And oh yes – something else we know about our readers: You love books.
Your enthusiasm for books manifests itself in your responses to our books section and also in the large numbers of hits that we get on our website whenever we post a story about books.
And if we needed any further evidence of your interest, we would have found it in The Books Beat, the book group we recently launched on our Facebook page.
Marketers told us that we’d be doing well if we attracted as many as 400 members in the first month. Instead, we got almost 1,000 immediately. The site is utterly vibrant – enthusiastic readers sharing book tips with one another, asking and answering book questions of all kinds.
Of course, we shouldn’t be surprised by the fact that our readers love to spend time with books. We here on staff are pretty much the same. For proof of that we need look no further than our in-house Monitor book club.
Once a month a group of us gathers at lunchtime to discuss our most recent pick. Sometimes we coordinate a shared lunch to reflect the book’s setting. (We had Indian food for “Behind the Beautiful Forevers,” by Katherine Boo, and everyone loved the Australian pavlova one of our staffers made for our discussion of “In a Sunburned Country,” by Bill Bryson.) But other times we’re content simply to be lunching out of our own plastic containers and brown paper bags. It doesn’t matter. What matters is the discussion. And of course, the books.
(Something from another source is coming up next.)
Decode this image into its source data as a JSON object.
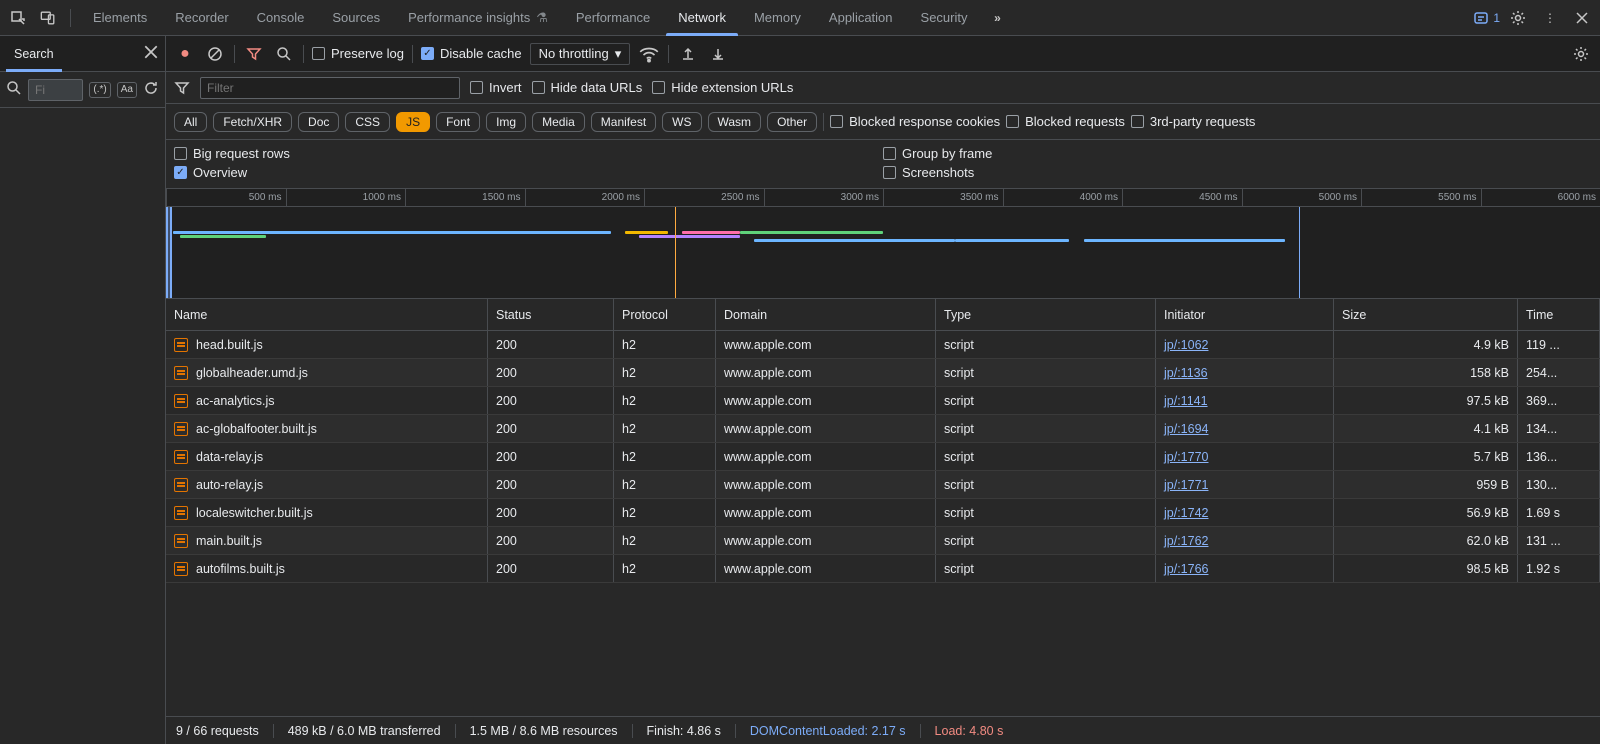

We try to alternate fiction and nonfiction picks. We’ve had our out-and-out successes. (Just about everyone loved “A Gentleman in Moscow,” by Amor Towles.) We’ve had our controversies. (Some found “West with the Night,” by Beryl Markham, to be dated and insensitive while others loved the book’s language and its atmospherics.)
And we’ve had our debates about what kind of reading is most enjoyable. (Some found the use of dialect in “Sea of Poppies,” by Amitav Ghosh, burdensome while others enjoyed the rich history and global feel of this selection; some found “The Devotion of Suspect X,” by Keigo Higashino, to be an engaging intellectual puzzle while others complained that it felt cold and lacked credible characters.)
But where we come together without debate is in our love of the reading process and the chance to share our enthusiasm with others. Most of us consider book club days a high point of the month. Some staffers even rearrange their vacation plans to prevent missing a session.
Does this sound a bit like you? If so, there’s a good reason you belong to the Monitor family.
Please feel free to write us and tell us what you’re enjoying for summer reading this year. Who knows? Your pick could be our next book club selection.